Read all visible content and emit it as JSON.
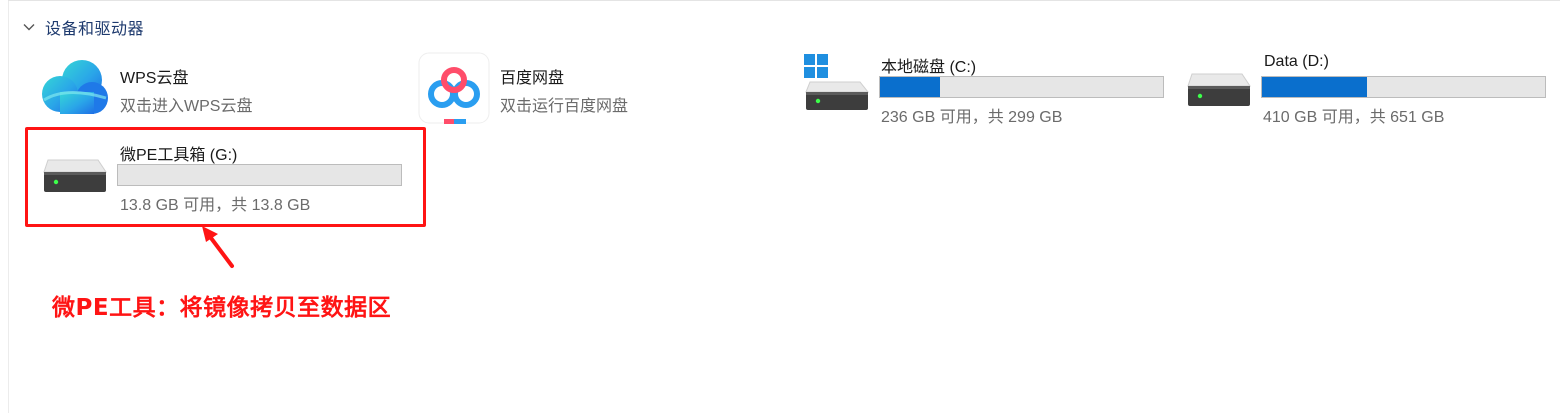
{
  "section": {
    "title": "设备和驱动器",
    "icon": "chevron-down-icon"
  },
  "cloud_items": [
    {
      "name": "WPS云盘",
      "subtitle": "双击进入WPS云盘",
      "icon": "wps-cloud-icon"
    },
    {
      "name": "百度网盘",
      "subtitle": "双击运行百度网盘",
      "icon": "baidu-netdisk-icon"
    }
  ],
  "drives": [
    {
      "name": "本地磁盘 (C:)",
      "usage": "236 GB 可用，共 299 GB",
      "used_fraction": 0.211,
      "bar_color": "#0a6fcd",
      "icon": "system-drive-icon"
    },
    {
      "name": "Data (D:)",
      "usage": "410 GB 可用，共 651 GB",
      "used_fraction": 0.37,
      "bar_color": "#0a6fcd",
      "icon": "hard-drive-icon"
    },
    {
      "name": "微PE工具箱 (G:)",
      "usage": "13.8 GB 可用，共 13.8 GB",
      "used_fraction": 0.0,
      "bar_color": "#0a6fcd",
      "icon": "hard-drive-icon"
    }
  ],
  "annotation": {
    "text": "微PE工具：将镜像拷贝至数据区",
    "color": "#ff1414"
  }
}
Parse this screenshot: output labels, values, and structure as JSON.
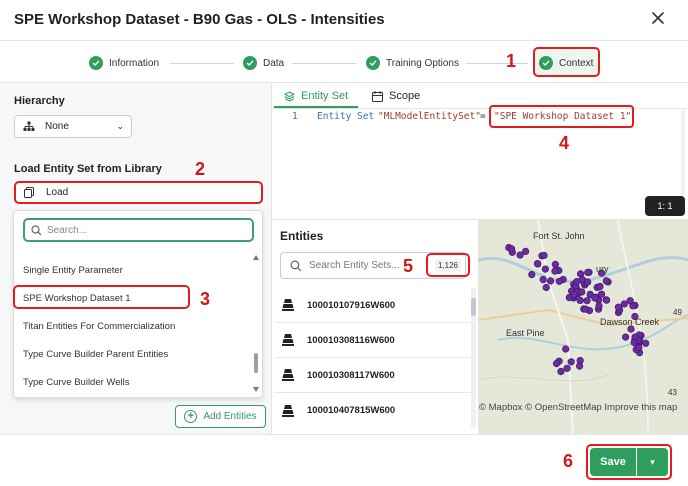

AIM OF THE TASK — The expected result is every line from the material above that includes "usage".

RESULT FOR THIS TASK —
      "usage": "236 GB 可用，共 299 GB",
      "usage": "410 GB 可用，共 651 GB",
      "usage": "13.8 GB 可用，共 13.8 GB",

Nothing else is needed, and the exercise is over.